Check each line of the entries below for the string "views" and state how many lines have it, with no other text.
=== Data extract ===
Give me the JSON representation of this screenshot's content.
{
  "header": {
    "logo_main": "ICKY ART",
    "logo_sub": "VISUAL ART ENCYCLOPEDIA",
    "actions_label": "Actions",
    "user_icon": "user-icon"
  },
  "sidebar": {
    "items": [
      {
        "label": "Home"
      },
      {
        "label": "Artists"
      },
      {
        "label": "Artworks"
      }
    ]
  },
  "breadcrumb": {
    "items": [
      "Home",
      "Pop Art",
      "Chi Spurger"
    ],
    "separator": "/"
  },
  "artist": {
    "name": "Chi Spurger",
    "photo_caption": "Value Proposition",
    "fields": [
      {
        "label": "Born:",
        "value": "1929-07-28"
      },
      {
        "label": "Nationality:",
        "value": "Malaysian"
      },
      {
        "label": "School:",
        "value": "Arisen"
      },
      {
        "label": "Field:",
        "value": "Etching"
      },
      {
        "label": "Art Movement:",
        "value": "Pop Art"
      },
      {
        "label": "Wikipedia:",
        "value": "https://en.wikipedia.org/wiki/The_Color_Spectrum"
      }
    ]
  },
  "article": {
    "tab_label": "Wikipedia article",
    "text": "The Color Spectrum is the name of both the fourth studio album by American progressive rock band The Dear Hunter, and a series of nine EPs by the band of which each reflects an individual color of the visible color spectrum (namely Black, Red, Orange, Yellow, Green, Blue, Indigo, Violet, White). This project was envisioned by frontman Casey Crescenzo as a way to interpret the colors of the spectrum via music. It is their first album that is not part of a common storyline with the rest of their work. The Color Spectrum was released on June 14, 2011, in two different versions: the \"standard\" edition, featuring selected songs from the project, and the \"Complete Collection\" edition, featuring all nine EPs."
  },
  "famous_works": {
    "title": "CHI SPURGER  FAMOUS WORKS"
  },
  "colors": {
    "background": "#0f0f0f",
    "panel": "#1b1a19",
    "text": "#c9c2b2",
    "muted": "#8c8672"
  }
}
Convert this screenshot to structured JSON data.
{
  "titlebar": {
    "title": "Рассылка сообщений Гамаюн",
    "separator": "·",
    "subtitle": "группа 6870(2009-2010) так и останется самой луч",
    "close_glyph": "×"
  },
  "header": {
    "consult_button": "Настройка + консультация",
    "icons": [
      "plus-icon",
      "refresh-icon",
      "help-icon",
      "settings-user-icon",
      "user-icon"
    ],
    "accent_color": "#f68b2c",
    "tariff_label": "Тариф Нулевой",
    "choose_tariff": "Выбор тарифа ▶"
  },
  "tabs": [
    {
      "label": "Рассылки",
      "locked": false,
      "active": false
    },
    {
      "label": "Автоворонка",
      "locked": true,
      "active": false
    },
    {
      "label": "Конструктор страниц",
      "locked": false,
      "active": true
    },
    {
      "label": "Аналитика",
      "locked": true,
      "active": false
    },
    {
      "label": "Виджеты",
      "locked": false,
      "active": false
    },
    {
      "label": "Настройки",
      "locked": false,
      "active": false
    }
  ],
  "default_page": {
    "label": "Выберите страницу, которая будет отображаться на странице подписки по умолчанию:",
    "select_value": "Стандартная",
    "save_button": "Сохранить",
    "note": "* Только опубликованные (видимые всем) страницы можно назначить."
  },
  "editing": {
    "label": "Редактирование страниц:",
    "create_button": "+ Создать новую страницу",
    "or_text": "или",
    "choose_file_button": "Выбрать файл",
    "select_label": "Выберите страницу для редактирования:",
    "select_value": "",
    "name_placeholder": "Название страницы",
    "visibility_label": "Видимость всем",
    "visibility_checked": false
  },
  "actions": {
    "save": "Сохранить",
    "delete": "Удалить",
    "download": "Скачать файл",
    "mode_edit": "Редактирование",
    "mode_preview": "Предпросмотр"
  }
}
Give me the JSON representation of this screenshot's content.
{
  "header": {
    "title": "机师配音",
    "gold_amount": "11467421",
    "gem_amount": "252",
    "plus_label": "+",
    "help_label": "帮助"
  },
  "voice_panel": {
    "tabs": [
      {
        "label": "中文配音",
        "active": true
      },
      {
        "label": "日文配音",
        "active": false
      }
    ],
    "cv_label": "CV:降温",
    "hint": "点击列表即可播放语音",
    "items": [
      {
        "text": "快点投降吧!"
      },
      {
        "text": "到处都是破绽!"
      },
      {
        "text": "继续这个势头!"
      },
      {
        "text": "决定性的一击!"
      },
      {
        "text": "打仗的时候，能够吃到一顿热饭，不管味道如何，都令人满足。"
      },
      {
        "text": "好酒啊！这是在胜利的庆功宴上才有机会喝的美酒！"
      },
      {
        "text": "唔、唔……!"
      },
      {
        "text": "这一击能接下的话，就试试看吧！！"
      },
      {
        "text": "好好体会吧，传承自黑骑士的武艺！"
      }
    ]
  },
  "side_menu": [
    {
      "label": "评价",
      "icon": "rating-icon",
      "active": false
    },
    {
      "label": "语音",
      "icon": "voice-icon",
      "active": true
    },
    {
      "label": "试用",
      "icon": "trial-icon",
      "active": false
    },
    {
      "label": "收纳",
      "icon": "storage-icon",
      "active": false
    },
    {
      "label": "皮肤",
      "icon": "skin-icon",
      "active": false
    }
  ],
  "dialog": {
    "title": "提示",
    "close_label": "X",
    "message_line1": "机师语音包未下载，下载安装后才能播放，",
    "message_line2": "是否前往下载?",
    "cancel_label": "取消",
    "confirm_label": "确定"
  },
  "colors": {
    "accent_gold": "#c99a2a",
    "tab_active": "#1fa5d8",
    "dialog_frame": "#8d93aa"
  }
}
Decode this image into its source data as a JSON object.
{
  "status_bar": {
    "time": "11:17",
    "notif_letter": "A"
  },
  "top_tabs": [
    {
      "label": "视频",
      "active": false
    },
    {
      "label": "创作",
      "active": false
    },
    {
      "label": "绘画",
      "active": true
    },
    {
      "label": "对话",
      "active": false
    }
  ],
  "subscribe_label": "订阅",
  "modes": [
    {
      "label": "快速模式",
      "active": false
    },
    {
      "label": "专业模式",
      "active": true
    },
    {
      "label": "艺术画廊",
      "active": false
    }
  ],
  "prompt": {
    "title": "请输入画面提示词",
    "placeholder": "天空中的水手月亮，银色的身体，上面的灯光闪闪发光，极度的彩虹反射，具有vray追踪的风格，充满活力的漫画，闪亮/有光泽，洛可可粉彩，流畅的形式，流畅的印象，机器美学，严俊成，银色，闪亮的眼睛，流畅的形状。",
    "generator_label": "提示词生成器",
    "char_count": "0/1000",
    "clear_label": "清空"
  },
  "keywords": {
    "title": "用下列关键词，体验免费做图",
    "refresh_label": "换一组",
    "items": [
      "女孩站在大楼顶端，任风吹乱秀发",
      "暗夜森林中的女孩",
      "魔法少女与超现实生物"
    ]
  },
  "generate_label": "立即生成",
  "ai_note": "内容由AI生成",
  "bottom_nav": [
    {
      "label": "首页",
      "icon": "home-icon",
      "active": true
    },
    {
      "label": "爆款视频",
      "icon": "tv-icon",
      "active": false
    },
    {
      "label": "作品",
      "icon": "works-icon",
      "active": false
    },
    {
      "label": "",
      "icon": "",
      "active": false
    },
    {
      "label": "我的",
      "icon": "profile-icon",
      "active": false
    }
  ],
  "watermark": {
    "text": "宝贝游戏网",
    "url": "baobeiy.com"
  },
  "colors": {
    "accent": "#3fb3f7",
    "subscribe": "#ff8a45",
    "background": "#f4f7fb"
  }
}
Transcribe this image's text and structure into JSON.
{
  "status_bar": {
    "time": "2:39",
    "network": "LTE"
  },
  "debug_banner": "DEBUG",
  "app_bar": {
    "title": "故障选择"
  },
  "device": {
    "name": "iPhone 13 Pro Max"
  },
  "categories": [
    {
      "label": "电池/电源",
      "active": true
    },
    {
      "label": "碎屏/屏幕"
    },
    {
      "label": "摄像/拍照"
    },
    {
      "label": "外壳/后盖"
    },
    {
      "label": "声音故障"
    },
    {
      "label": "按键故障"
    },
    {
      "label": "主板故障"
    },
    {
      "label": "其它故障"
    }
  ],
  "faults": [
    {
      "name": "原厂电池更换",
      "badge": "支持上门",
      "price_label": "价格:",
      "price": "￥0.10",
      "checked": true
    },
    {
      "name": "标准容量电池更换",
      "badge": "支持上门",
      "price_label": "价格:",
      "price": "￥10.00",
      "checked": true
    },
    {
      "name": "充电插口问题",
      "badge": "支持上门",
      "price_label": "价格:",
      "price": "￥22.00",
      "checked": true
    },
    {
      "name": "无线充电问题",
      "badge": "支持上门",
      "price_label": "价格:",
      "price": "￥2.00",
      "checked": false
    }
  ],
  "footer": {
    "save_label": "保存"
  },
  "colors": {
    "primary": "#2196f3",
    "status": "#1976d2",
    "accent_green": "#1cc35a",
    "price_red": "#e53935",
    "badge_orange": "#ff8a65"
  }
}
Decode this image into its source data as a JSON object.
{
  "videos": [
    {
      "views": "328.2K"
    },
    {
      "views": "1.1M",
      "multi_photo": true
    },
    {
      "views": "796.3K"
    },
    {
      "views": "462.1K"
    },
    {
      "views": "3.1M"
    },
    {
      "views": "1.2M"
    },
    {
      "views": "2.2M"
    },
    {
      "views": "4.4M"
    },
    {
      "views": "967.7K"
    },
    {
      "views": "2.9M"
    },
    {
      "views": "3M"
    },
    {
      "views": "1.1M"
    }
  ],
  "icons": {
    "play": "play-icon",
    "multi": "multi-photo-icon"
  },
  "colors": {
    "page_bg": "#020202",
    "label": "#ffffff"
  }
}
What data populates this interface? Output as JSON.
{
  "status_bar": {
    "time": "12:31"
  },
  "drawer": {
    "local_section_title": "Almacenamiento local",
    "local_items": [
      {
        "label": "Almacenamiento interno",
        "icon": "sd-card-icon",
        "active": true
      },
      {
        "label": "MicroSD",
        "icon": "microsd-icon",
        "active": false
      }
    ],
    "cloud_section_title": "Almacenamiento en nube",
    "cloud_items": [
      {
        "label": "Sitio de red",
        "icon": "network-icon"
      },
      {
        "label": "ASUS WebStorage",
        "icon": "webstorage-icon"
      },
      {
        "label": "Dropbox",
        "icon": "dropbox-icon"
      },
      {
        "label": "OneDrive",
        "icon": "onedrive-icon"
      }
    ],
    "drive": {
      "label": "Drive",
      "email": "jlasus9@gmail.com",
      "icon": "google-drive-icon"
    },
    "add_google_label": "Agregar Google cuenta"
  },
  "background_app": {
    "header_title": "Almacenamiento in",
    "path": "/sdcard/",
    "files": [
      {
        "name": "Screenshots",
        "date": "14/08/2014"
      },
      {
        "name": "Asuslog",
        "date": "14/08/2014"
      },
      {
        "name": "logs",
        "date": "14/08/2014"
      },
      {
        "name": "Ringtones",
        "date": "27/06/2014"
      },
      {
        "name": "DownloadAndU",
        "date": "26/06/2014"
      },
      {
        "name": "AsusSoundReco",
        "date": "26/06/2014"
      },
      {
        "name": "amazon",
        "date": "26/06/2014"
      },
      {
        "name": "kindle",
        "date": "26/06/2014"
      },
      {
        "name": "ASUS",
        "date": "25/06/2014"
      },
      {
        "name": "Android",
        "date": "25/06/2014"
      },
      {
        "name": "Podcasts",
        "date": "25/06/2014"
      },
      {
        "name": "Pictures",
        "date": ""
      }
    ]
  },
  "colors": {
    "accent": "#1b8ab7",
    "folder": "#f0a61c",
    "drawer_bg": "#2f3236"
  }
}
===
Result of the exercise =>
12